Bizerba increased the performance of its labellers as early as last year. The GLM-Imaxx has a stronger CPU, a faster graphics processor and new communication architecture that displays high performance even in the case of large volumes of data. In addition, Bizerba has set up new database fields for nutritional values and developed an applicator to apply the C-Wrap labels to the packaging. These labels are enjoying a high degree of popularity in the market as they wrap around the product on three sides and facilitate optimum space management. As a result, manufacturers are prepared for the future workload and throughput remains stable – despite the increase in data traffic, space needs and printing effort.
In for a penny, in for a pound: reuse data in a manner perfect for advertising – offset costs
Quite a while ago, before the new regulation was adopted, Bizerba worked on a new communication system that allowed food manufacturers to produce QR codes with dynamic content for their products. They can manage origin and production data with the help of the _datamaintenance.BRAIN software and pass this on to external data providers, for example to mynetfair and fTrace, via the Internet. Here, recipes, photos and additional purchase recommendations can be stored. Using mobile tagging, consumers can access this information by scanning the QR code with their smartphone.
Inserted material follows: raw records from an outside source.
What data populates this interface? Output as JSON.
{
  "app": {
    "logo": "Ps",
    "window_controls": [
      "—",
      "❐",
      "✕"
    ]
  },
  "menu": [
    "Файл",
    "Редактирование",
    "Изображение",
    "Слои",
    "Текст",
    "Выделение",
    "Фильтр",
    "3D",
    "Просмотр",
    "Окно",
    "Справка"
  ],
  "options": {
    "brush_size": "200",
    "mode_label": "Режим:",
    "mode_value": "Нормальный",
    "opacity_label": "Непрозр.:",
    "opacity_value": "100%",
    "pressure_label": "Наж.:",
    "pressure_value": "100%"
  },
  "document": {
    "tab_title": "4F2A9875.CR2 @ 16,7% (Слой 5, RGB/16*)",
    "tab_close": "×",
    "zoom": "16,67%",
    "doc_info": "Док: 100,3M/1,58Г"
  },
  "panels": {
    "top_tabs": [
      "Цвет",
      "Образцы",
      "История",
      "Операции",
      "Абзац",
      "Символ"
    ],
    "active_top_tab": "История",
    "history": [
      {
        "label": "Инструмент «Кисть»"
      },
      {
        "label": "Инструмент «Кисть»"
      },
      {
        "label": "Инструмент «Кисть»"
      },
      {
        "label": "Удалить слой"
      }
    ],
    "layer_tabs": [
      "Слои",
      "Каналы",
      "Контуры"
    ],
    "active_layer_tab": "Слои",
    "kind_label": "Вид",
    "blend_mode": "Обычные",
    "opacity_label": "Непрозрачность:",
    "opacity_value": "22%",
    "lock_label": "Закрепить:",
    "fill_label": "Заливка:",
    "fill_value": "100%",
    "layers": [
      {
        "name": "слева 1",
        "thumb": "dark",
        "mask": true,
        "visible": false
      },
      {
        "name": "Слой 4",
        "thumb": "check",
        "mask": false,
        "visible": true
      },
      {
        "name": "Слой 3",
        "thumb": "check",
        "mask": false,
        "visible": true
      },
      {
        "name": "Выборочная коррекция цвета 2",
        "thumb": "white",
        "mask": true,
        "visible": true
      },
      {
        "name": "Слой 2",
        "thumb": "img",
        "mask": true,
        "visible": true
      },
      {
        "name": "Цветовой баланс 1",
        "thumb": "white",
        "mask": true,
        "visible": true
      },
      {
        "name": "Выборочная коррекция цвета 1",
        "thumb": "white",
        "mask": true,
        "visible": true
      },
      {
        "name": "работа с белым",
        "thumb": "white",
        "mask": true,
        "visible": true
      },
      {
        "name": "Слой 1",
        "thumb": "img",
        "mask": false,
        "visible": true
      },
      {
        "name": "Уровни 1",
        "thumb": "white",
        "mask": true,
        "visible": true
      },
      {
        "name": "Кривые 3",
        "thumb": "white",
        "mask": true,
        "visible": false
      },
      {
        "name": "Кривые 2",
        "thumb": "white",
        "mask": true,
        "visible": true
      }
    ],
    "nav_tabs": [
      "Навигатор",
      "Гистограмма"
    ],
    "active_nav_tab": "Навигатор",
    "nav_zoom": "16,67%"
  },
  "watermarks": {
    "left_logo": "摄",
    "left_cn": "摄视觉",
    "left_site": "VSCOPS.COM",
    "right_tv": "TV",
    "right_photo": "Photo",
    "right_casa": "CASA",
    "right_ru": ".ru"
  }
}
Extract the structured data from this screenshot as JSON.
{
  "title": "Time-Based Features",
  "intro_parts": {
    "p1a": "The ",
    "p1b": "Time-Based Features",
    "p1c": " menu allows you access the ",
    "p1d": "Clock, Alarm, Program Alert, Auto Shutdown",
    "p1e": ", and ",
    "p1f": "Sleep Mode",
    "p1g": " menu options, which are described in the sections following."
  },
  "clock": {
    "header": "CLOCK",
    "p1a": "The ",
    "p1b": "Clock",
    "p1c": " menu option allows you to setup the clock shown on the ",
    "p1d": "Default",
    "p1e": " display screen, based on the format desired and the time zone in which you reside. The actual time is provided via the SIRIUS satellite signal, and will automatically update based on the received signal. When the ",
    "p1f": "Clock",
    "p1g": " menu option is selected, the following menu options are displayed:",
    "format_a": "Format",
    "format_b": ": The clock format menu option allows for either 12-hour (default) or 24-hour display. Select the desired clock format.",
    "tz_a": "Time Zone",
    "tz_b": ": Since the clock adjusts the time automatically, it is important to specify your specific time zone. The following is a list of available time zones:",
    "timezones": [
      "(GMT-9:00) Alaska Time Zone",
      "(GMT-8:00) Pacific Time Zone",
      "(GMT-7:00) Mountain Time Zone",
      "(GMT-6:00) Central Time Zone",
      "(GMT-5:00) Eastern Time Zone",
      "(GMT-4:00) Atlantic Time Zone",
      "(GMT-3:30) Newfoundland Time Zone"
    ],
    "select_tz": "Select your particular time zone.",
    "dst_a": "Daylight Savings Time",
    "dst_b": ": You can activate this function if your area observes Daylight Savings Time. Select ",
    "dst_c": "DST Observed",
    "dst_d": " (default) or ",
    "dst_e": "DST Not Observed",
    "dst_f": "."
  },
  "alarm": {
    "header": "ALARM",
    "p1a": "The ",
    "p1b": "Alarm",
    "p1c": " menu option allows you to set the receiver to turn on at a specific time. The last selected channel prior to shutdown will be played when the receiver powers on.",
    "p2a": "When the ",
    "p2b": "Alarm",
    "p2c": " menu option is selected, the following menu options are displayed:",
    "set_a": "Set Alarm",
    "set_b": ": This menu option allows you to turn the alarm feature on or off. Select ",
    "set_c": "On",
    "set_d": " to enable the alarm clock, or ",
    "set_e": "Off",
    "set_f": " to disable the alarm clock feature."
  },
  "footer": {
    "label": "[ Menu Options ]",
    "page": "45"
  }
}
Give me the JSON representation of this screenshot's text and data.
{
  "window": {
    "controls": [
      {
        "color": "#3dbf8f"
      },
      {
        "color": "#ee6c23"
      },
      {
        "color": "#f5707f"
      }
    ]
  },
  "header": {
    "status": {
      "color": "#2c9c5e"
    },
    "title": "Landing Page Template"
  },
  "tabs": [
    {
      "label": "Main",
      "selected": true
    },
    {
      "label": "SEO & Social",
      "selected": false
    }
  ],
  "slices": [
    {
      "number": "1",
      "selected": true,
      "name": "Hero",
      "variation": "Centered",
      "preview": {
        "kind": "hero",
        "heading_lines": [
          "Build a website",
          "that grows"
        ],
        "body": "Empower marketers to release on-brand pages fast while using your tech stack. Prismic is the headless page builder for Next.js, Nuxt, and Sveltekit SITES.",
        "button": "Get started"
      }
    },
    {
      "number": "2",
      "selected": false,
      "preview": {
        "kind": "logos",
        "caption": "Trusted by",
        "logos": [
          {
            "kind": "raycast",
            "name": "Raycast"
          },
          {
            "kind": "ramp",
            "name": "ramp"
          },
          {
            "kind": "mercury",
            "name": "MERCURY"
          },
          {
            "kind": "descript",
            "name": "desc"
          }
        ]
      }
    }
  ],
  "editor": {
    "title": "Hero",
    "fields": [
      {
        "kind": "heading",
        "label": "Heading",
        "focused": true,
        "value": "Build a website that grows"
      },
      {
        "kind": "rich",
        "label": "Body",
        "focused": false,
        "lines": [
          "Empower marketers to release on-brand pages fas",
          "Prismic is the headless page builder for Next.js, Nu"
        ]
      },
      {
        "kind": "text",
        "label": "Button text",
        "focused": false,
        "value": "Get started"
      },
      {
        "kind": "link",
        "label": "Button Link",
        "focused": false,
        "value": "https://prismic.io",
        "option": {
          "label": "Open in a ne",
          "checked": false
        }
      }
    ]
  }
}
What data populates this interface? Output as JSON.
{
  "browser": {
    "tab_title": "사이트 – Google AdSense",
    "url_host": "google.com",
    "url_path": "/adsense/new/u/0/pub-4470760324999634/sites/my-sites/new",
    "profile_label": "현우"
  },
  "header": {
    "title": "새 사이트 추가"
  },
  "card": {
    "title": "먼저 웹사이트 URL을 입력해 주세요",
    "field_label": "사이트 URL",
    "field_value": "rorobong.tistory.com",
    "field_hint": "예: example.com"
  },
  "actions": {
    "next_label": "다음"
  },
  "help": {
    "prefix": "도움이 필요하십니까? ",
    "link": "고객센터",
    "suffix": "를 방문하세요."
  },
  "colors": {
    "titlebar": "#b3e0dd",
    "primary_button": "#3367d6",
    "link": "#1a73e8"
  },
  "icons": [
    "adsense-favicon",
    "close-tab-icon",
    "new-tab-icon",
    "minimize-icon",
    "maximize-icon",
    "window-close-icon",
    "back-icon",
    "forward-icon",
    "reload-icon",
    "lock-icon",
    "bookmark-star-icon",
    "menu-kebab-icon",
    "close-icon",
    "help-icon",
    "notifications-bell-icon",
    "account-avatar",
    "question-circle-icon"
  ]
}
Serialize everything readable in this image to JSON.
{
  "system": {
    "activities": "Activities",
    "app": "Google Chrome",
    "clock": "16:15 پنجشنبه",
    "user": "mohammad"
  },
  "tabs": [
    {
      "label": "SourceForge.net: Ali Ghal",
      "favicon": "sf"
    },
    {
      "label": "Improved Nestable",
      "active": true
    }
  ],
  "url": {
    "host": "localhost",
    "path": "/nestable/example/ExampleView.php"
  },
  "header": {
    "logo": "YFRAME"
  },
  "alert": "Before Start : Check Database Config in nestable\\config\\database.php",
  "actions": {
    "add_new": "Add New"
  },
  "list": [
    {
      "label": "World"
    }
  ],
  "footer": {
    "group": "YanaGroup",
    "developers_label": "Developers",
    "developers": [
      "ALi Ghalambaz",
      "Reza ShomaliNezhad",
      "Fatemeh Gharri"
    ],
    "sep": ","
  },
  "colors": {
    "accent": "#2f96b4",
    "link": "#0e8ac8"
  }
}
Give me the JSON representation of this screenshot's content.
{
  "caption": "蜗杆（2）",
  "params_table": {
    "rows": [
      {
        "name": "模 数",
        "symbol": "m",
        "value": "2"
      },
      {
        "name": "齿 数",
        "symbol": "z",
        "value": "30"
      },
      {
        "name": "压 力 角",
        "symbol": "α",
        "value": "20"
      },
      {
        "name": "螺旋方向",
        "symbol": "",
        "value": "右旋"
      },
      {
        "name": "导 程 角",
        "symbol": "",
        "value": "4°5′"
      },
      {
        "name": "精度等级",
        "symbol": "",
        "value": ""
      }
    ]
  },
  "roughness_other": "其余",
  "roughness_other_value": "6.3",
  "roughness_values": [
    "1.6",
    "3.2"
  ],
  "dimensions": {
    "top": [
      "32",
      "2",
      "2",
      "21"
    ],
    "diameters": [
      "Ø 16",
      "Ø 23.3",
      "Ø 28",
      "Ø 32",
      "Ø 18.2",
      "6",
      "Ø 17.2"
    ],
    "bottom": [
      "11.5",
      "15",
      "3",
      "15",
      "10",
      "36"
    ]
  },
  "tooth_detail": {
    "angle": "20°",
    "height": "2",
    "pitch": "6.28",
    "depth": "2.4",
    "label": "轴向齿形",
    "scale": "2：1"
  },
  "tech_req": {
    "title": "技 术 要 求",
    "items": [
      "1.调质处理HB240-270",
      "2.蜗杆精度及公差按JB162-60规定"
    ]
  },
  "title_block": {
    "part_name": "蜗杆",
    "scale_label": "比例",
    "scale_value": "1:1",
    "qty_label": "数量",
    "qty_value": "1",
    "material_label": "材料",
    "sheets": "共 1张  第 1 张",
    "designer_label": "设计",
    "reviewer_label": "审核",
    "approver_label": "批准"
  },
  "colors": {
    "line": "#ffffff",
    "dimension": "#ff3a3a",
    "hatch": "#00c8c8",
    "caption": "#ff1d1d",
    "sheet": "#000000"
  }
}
So what's the point of all of this? Dieter Conzelmann, Director of Industry Solutions at Bizerba, explains: "The new EU regulation will cost manufacturers time and money. We have found a solution to help them compensate for the majority of costs in sourcing and management of the data using online marketing: for example, if I know the location and conditions of the rearing, I can reuse this information in a way that is effective from an advertising point of view and show it on a Google map."
How does the future look? Experts held discussions at Anuga FoodTec
Experts from the food industry met during the Anuga FoodTec trade fair in Cologne in order to attend the Bizerba round table meeting and discuss how food manufacturers, retailers and machine suppliers can best implement the requirements of the new EU labelling regulation. Participants included Dieter Conzelmann (Director of Industry Solutions at Bizerba), Angela Schillings-Schmitz (Senior Manager for the Meat Industry at GS1 Germany) and Christoph Rösener (Head of IT at Bauerngut Fleisch- und Wurstwaren).
As manufacturers will soon need to make more data available, they can also put this straight into the QR code and use it for additional online marketing in order to develop their profile and recoup some of the new costs. The experts even believe that they need to do this in order to remain competitive. However, they have observed a lack of standardisation and tendency towards proliferation as big companies are creating expensive individual solutions to collect their own production data and that of their suppliers and pass it on to external data providers. Christoph Rösener emphasised that suppliers are becoming frustrated with constantly different interfaces whilst the experts also highlighted that small companies lack the capital for such development work.
The experts were agreed that the industry now needs a standard. Conzelmann was convinced that GS1 could be of great help when considering how a concept could be rolled out all over Europe. He hoped that in future there would be clear orientation, the opportunity to provide the customer with a standardised low-investment system and emphasised that Bizerba could set the technology to such a standard within a short reaction period. Angela Schillings-Schmitz was on the same wavelength but highlighted the enormous challenges in terms of the coordination process. She believed that there was a lack of companies who would be willing to actively participate in developing a standardised message format. However, the experts were agreed that the QR code would be of great value in terms of this considerable effort and expense, as it offers new options not only for marketing but also for retraceability and crisis management.